== What you have to do ==
Could you copy the records below exactly, leaving out any pictures?

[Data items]

------------------------

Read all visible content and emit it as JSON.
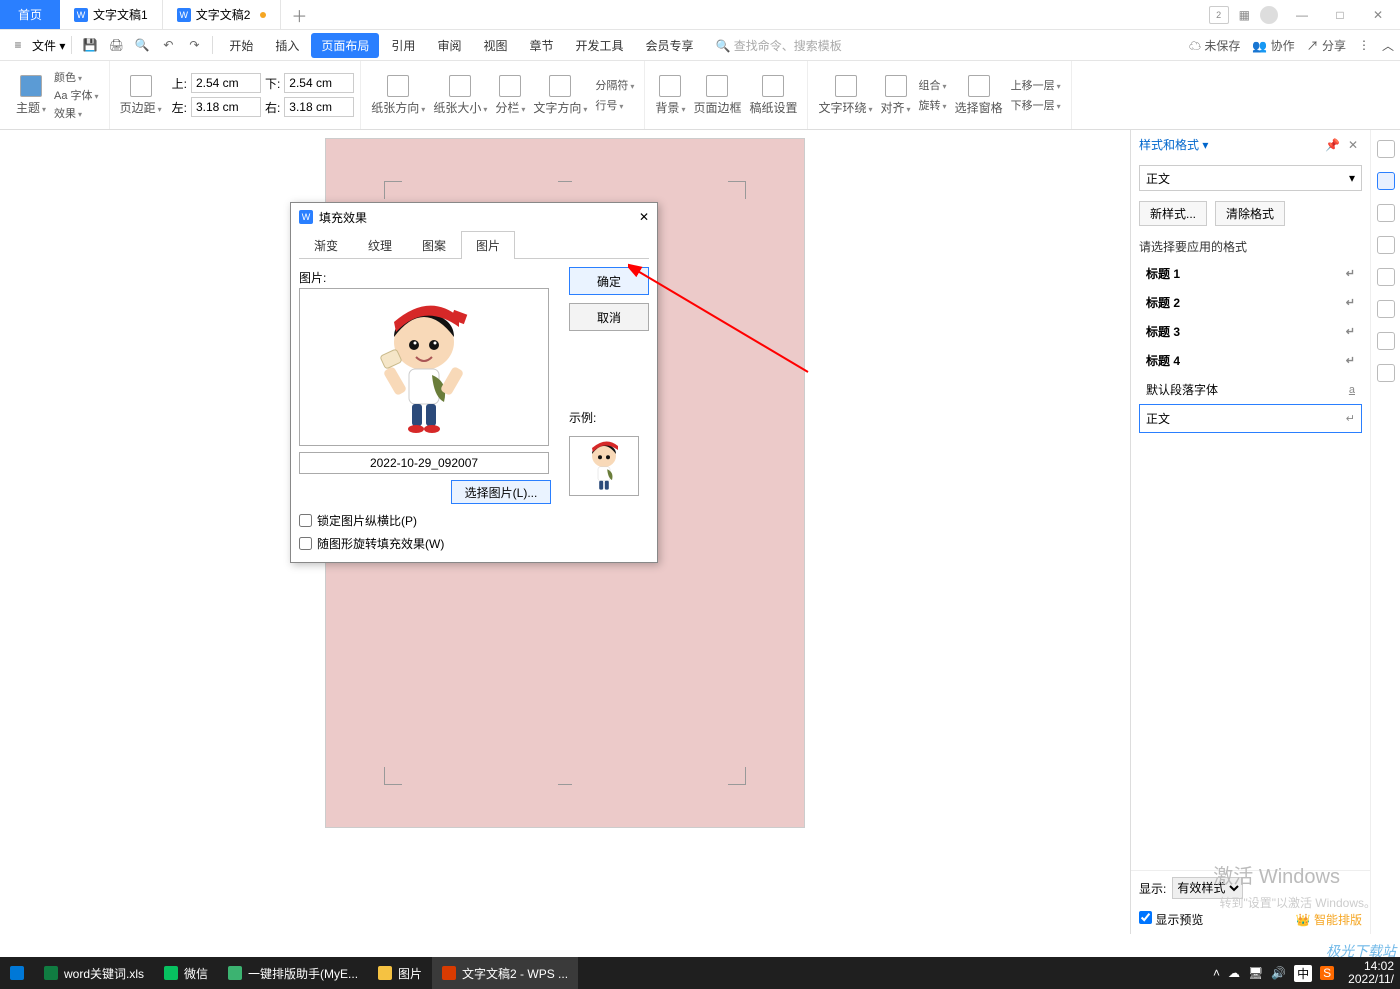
{
  "titlebar": {
    "home": "首页",
    "doc1": "文字文稿1",
    "doc2": "文字文稿2",
    "badge": "2"
  },
  "menurow": {
    "file": "文件",
    "tabs": [
      "开始",
      "插入",
      "页面布局",
      "引用",
      "审阅",
      "视图",
      "章节",
      "开发工具",
      "会员专享"
    ],
    "search_placeholder": "查找命令、搜索模板",
    "unsaved": "未保存",
    "coop": "协作",
    "share": "分享"
  },
  "ribbon": {
    "theme": "主题",
    "color": "颜色",
    "font": "Aa 字体",
    "effect": "效果",
    "margins": "页边距",
    "top_label": "上:",
    "bottom_label": "下:",
    "left_label": "左:",
    "right_label": "右:",
    "top_val": "2.54 cm",
    "bottom_val": "2.54 cm",
    "left_val": "3.18 cm",
    "right_val": "3.18 cm",
    "paper_dir": "纸张方向",
    "paper_size": "纸张大小",
    "columns": "分栏",
    "text_dir": "文字方向",
    "breaks": "分隔符",
    "line_no": "行号",
    "background": "背景",
    "page_border": "页面边框",
    "manuscript": "稿纸设置",
    "wrap": "文字环绕",
    "align": "对齐",
    "rotate": "旋转",
    "group": "组合",
    "select_pane": "选择窗格",
    "bring_fwd": "上移一层",
    "send_back": "下移一层"
  },
  "dialog": {
    "title": "填充效果",
    "tabs": [
      "渐变",
      "纹理",
      "图案",
      "图片"
    ],
    "pic_label": "图片:",
    "file_name": "2022-10-29_092007",
    "select_pic": "选择图片(L)...",
    "sample_label": "示例:",
    "lock_ratio": "锁定图片纵横比(P)",
    "rotate_fill": "随图形旋转填充效果(W)",
    "ok": "确定",
    "cancel": "取消"
  },
  "panel": {
    "title": "样式和格式",
    "current": "正文",
    "new_style": "新样式...",
    "clear": "清除格式",
    "hint": "请选择要应用的格式",
    "styles": [
      "标题 1",
      "标题 2",
      "标题 3",
      "标题 4"
    ],
    "default_font": "默认段落字体",
    "body": "正文",
    "show_label": "显示:",
    "show_value": "有效样式",
    "preview": "显示预览",
    "smart_layout": "智能排版"
  },
  "watermark": {
    "line1": "激活 Windows",
    "line2": "转到\"设置\"以激活 Windows。"
  },
  "brand_watermark": "极光下载站",
  "taskbar": {
    "items": [
      "word关键词.xls",
      "微信",
      "一键排版助手(MyE...",
      "图片",
      "文字文稿2 - WPS ..."
    ],
    "ime": "中",
    "time": "14:02",
    "date": "2022/11/"
  }
}
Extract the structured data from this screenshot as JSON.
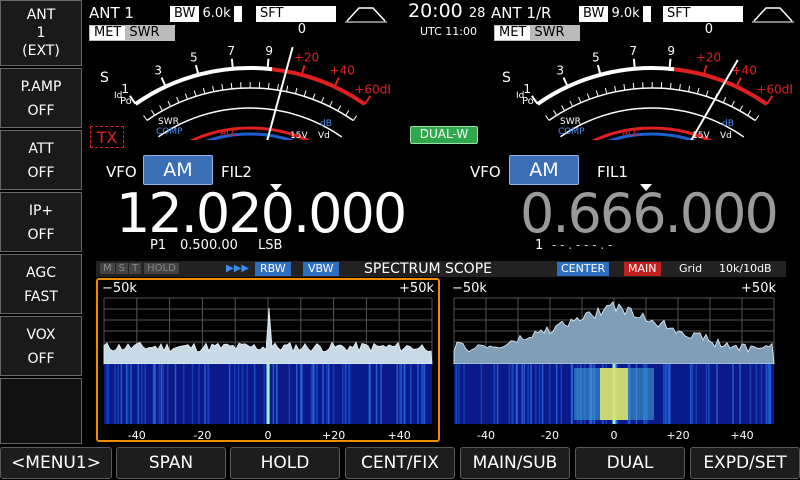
{
  "left_menu": [
    {
      "lines": [
        "ANT",
        "1",
        "(EXT)"
      ]
    },
    {
      "lines": [
        "P.AMP",
        "OFF"
      ]
    },
    {
      "lines": [
        "ATT",
        "OFF"
      ]
    },
    {
      "lines": [
        "IP+",
        "OFF"
      ]
    },
    {
      "lines": [
        "AGC",
        "FAST"
      ]
    },
    {
      "lines": [
        "VOX",
        "OFF"
      ]
    }
  ],
  "main": {
    "ant": "ANT 1",
    "bw_label": "BW",
    "bw_value": "6.0k",
    "sft_label": "SFT",
    "sft_value": "0",
    "met_label": "MET",
    "met_mode": "SWR",
    "tx_label": "TX",
    "vfo_label": "VFO",
    "mode": "AM",
    "filter": "FIL2",
    "frequency": "12.020.000",
    "memory": "P1",
    "offset": "0.500.00",
    "sideband": "LSB"
  },
  "clock": {
    "time": "20:00",
    "day": "28",
    "utc": "UTC 11:00"
  },
  "sub": {
    "ant": "ANT 1/R",
    "bw_label": "BW",
    "bw_value": "9.0k",
    "sft_label": "SFT",
    "sft_value": "0",
    "met_label": "MET",
    "met_mode": "SWR",
    "dual_label": "DUAL-W",
    "vfo_label": "VFO",
    "mode": "AM",
    "filter": "FIL1",
    "frequency": "0.666.000",
    "memory": "1",
    "memory_blank": "- - . - - - . -"
  },
  "meter": {
    "s_scale": [
      "1",
      "3",
      "5",
      "7",
      "9",
      "+20",
      "+40",
      "+60dB"
    ],
    "s_label": "S",
    "po_label": "Po",
    "id_label": "Id",
    "swr_label": "SWR",
    "comp_label": "COMP",
    "alc_label": "ALC",
    "db_label": "dB",
    "v_label": "15V",
    "vd_label": "Vd"
  },
  "scope": {
    "title": "SPECTRUM SCOPE",
    "flags": [
      "M",
      "S",
      "T",
      "HOLD"
    ],
    "arrows": "▶▶▶",
    "rbw": "RBW",
    "vbw": "VBW",
    "center": "CENTER",
    "main_tag": "MAIN",
    "grid": "Grid",
    "grid_value": "10k/10dB",
    "left_edge": "−50k",
    "right_edge": "+50k",
    "axis": [
      "-40",
      "-20",
      "0",
      "+20",
      "+40"
    ]
  },
  "bottom_menu": [
    "<MENU1>",
    "SPAN",
    "HOLD",
    "CENT/FIX",
    "MAIN/SUB",
    "DUAL",
    "EXPD/SET"
  ],
  "colors": {
    "mode_button": "#3a6fb5",
    "scope_focus": "#f08c00",
    "meter_red": "#e02020",
    "meter_blue": "#1e5fd0",
    "dual_green": "#2ea84a"
  }
}
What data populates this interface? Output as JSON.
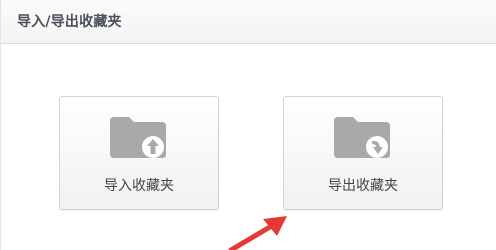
{
  "dialog": {
    "title": "导入/导出收藏夹"
  },
  "options": {
    "import_label": "导入收藏夹",
    "export_label": "导出收藏夹"
  },
  "colors": {
    "folder": "#a9a9a9",
    "annotation_arrow": "#e53935"
  }
}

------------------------

== Response area ==
Read all visible content and emit it as JSON.
{
  "titlebar": {
    "home": "首页",
    "doc1": "文字文稿1",
    "doc2": "文字文稿2",
    "badge": "2"
  },
  "menurow": {
    "file": "文件",
    "tabs": [
      "开始",
      "插入",
      "页面布局",
      "引用",
      "审阅",
      "视图",
      "章节",
      "开发工具",
      "会员专享"
    ],
    "search_placeholder": "查找命令、搜索模板",
    "unsaved": "未保存",
    "coop": "协作",
    "share": "分享"
  },
  "ribbon": {
    "theme": "主题",
    "color": "颜色",
    "font": "Aa 字体",
    "effect": "效果",
    "margins": "页边距",
    "top_label": "上:",
    "bottom_label": "下:",
    "left_label": "左:",
    "right_label": "右:",
    "top_val": "2.54 cm",
    "bottom_val": "2.54 cm",
    "left_val": "3.18 cm",
    "right_val": "3.18 cm",
    "paper_dir": "纸张方向",
    "paper_size": "纸张大小",
    "columns": "分栏",
    "text_dir": "文字方向",
    "breaks": "分隔符",
    "line_no": "行号",
    "background": "背景",
    "page_border": "页面边框",
    "manuscript": "稿纸设置",
    "wrap": "文字环绕",
    "align": "对齐",
    "rotate": "旋转",
    "group": "组合",
    "select_pane": "选择窗格",
    "bring_fwd": "上移一层",
    "send_back": "下移一层"
  },
  "dialog": {
    "title": "填充效果",
    "tabs": [
      "渐变",
      "纹理",
      "图案",
      "图片"
    ],
    "pic_label": "图片:",
    "file_name": "2022-10-29_092007",
    "select_pic": "选择图片(L)...",
    "sample_label": "示例:",
    "lock_ratio": "锁定图片纵横比(P)",
    "rotate_fill": "随图形旋转填充效果(W)",
    "ok": "确定",
    "cancel": "取消"
  },
  "panel": {
    "title": "样式和格式",
    "current": "正文",
    "new_style": "新样式...",
    "clear": "清除格式",
    "hint": "请选择要应用的格式",
    "styles": [
      "标题 1",
      "标题 2",
      "标题 3",
      "标题 4"
    ],
    "default_font": "默认段落字体",
    "body": "正文",
    "show_label": "显示:",
    "show_value": "有效样式",
    "preview": "显示预览",
    "smart_layout": "智能排版"
  },
  "watermark": {
    "line1": "激活 Windows",
    "line2": "转到\"设置\"以激活 Windows。"
  },
  "brand_watermark": "极光下载站",
  "taskbar": {
    "items": [
      "word关键词.xls",
      "微信",
      "一键排版助手(MyE...",
      "图片",
      "文字文稿2 - WPS ..."
    ],
    "ime": "中",
    "time": "14:02",
    "date": "2022/11/"
  }
}
Extract the structured data from this screenshot as JSON.
{
  "left_menu": [
    {
      "lines": [
        "ANT",
        "1",
        "(EXT)"
      ]
    },
    {
      "lines": [
        "P.AMP",
        "OFF"
      ]
    },
    {
      "lines": [
        "ATT",
        "OFF"
      ]
    },
    {
      "lines": [
        "IP+",
        "OFF"
      ]
    },
    {
      "lines": [
        "AGC",
        "FAST"
      ]
    },
    {
      "lines": [
        "VOX",
        "OFF"
      ]
    }
  ],
  "main": {
    "ant": "ANT 1",
    "bw_label": "BW",
    "bw_value": "6.0k",
    "sft_label": "SFT",
    "sft_value": "0",
    "met_label": "MET",
    "met_mode": "SWR",
    "tx_label": "TX",
    "vfo_label": "VFO",
    "mode": "AM",
    "filter": "FIL2",
    "frequency": "12.020.000",
    "memory": "P1",
    "offset": "0.500.00",
    "sideband": "LSB"
  },
  "clock": {
    "time": "20:00",
    "day": "28",
    "utc": "UTC 11:00"
  },
  "sub": {
    "ant": "ANT 1/R",
    "bw_label": "BW",
    "bw_value": "9.0k",
    "sft_label": "SFT",
    "sft_value": "0",
    "met_label": "MET",
    "met_mode": "SWR",
    "dual_label": "DUAL-W",
    "vfo_label": "VFO",
    "mode": "AM",
    "filter": "FIL1",
    "frequency": "0.666.000",
    "memory": "1",
    "memory_blank": "- - . - - - . -"
  },
  "meter": {
    "s_scale": [
      "1",
      "3",
      "5",
      "7",
      "9",
      "+20",
      "+40",
      "+60dB"
    ],
    "s_label": "S",
    "po_label": "Po",
    "id_label": "Id",
    "swr_label": "SWR",
    "comp_label": "COMP",
    "alc_label": "ALC",
    "db_label": "dB",
    "v_label": "15V",
    "vd_label": "Vd"
  },
  "scope": {
    "title": "SPECTRUM SCOPE",
    "flags": [
      "M",
      "S",
      "T",
      "HOLD"
    ],
    "arrows": "▶▶▶",
    "rbw": "RBW",
    "vbw": "VBW",
    "center": "CENTER",
    "main_tag": "MAIN",
    "grid": "Grid",
    "grid_value": "10k/10dB",
    "left_edge": "−50k",
    "right_edge": "+50k",
    "axis": [
      "-40",
      "-20",
      "0",
      "+20",
      "+40"
    ]
  },
  "bottom_menu": [
    "<MENU1>",
    "SPAN",
    "HOLD",
    "CENT/FIX",
    "MAIN/SUB",
    "DUAL",
    "EXPD/SET"
  ],
  "colors": {
    "mode_button": "#3a6fb5",
    "scope_focus": "#f08c00",
    "meter_red": "#e02020",
    "meter_blue": "#1e5fd0",
    "dual_green": "#2ea84a"
  }
}
What data populates this interface? Output as JSON.
{
  "dialog": {
    "title": "导入/导出收藏夹"
  },
  "options": {
    "import_label": "导入收藏夹",
    "export_label": "导出收藏夹"
  },
  "colors": {
    "folder": "#a9a9a9",
    "annotation_arrow": "#e53935"
  }
}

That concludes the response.